What happens when rates go under water?
Growing up, one of my favorite TV shows was “The Undersea World of Jacques Cousteau.” For an hour my family and I would sit in rapt attention, fascinated by the images of life in a coral reef, or under the polar ice cap, or even in a beaver pond. The series gave us a window into a strange, different world, where normal rules of gravity and body mass don’t apply—or, rather, apply in totally different ways.
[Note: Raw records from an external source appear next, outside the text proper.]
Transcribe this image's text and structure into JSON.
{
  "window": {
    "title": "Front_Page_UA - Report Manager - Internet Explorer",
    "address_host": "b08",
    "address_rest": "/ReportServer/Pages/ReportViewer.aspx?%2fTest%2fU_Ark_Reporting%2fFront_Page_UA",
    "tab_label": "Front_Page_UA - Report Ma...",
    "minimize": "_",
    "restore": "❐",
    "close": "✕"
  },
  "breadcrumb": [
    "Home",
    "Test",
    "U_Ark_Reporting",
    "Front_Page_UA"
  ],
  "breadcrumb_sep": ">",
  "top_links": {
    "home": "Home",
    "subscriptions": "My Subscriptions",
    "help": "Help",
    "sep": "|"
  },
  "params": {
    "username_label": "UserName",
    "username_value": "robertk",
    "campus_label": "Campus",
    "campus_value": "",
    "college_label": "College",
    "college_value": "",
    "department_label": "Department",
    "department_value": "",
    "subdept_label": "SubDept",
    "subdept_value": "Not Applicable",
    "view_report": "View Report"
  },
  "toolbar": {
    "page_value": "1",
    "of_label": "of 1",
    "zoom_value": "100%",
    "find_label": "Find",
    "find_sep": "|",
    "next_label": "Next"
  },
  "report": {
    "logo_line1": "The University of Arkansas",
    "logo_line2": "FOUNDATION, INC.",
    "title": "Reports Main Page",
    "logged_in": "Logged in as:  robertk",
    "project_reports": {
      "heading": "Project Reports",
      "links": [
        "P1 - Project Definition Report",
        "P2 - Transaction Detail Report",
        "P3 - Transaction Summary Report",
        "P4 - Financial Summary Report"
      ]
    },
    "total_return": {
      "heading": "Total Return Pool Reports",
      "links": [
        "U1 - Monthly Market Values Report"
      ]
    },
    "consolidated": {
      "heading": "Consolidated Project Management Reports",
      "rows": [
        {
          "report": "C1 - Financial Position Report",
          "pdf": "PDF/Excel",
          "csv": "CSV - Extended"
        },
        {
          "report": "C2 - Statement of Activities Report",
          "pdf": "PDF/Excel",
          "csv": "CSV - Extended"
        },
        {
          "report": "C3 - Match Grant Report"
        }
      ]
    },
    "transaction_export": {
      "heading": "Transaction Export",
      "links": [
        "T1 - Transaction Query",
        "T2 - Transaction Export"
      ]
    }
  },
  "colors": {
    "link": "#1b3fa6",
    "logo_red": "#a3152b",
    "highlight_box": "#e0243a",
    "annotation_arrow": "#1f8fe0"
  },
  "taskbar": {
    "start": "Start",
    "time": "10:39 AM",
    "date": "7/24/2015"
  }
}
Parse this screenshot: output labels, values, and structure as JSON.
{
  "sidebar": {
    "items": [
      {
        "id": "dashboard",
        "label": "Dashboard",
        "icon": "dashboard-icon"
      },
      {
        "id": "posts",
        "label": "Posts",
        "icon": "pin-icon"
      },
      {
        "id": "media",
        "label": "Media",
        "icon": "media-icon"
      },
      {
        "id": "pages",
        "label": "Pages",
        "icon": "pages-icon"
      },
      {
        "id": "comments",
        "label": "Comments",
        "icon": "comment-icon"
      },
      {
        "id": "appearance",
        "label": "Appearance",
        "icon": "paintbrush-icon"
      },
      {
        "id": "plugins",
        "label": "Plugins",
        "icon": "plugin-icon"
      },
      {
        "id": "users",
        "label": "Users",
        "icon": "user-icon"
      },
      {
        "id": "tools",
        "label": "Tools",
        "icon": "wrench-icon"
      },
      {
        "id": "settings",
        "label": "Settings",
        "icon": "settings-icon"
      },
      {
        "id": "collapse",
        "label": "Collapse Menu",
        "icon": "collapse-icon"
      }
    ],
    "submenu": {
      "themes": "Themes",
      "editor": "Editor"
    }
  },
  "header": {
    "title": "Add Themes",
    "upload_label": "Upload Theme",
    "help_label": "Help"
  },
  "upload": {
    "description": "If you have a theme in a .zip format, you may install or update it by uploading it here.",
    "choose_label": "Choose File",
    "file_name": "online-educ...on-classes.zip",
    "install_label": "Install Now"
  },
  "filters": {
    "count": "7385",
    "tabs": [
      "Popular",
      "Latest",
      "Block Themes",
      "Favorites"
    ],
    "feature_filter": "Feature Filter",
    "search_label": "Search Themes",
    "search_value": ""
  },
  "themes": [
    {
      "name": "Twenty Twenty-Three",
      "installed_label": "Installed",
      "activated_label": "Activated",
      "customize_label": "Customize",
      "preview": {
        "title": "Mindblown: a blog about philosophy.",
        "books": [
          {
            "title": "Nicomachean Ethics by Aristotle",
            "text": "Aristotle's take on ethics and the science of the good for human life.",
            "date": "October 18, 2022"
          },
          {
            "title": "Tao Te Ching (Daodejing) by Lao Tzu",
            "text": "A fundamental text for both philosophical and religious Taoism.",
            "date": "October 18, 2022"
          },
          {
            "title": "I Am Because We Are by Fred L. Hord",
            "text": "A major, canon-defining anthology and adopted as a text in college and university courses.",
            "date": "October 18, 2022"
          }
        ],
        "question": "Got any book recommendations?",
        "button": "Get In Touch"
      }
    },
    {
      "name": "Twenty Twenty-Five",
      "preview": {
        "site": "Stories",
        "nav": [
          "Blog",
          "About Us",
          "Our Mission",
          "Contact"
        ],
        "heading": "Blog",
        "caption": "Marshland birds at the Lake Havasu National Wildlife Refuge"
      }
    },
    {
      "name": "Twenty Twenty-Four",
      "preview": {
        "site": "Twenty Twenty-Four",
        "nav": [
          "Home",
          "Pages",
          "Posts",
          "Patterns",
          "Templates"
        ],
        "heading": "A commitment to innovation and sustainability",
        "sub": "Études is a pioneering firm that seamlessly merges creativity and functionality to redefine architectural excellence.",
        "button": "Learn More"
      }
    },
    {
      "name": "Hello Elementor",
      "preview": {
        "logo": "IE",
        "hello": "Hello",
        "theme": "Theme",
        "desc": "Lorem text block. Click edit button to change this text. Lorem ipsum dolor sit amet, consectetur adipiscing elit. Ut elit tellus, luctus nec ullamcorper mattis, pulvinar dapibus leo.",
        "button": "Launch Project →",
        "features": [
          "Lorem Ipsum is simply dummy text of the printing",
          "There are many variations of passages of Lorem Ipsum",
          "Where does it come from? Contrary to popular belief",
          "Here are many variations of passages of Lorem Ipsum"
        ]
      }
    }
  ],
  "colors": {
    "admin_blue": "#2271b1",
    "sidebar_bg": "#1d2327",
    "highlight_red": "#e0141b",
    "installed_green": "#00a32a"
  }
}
We’re starting to experience a strange, new world in finance: the world of negative interest rates. Beginning in 2012 in Denmark, then Switzerland, and finally last year in the Euro-zone, European central banks have begun to charge member banks for the privilege of keeping money with them. This supposedly will encourage the banks to lend money to businesses and consumers. Instead of spurring lending, however, interest rates on low-risk government bonds have gone below zero. Just a few days ago, fourteen different European nations had negative two-year bond yields.
2-year Government Bonds on 10/22/15, Source: Bloomberg
When interest rates are negative, the normal rules of finance no longer apply. Future cash flows are no longer less valuable to an investor—they’re more valuable. That’s the implication of a negative discount rate. Also, instead of spending more as rates fall, consumers in Denmark have responded to negative rates by saving more. After all, when rates go negative, compound interest doesn’t help you reach your goals, so you have to set more aside. Finance has entered an underwater realm—a twilight zone.
Central bankers used to worry about what would happen at the “zero lower bound,” when rates approach zero. But zero doesn’t appear to be a boundary any more, it’s just one more rate level. Investors currently expect the ECB to lower their deposit rate from -0.20% to -0.40% at their next meeting. This policy isn’t unconventional, it’s experimental–an experiment in an $18 trillion economic zone with 300 million consumers. And the authorities are acting as if conventional laws of finance still work.
Some have written that central banks need to get rates back above zero, that savers and pensions and other investors need positive interest rates in order to survive, that capitalism itself is threatened by this experiment in emergency monetary policy. But the market is very inconsiderate: it doesn’t produce positive yields and returns just because we need them. Negative yields are here because of a host of factors. Central bankers aren’t leading the economy. On the contrary, the global economy is leading the bankers.
When Captain Cousteau explored the marine world, he found that different rules apply down there. It’s taken decades for us to understand and apply them. Hopefully, it won’t take that long to learn the rules of negative interest rates. Because the longer rates stay below zero, and the lower they go, the more pressure everyone will feel.
Douglas R. Tengdin, CFA
Chief Investment Officer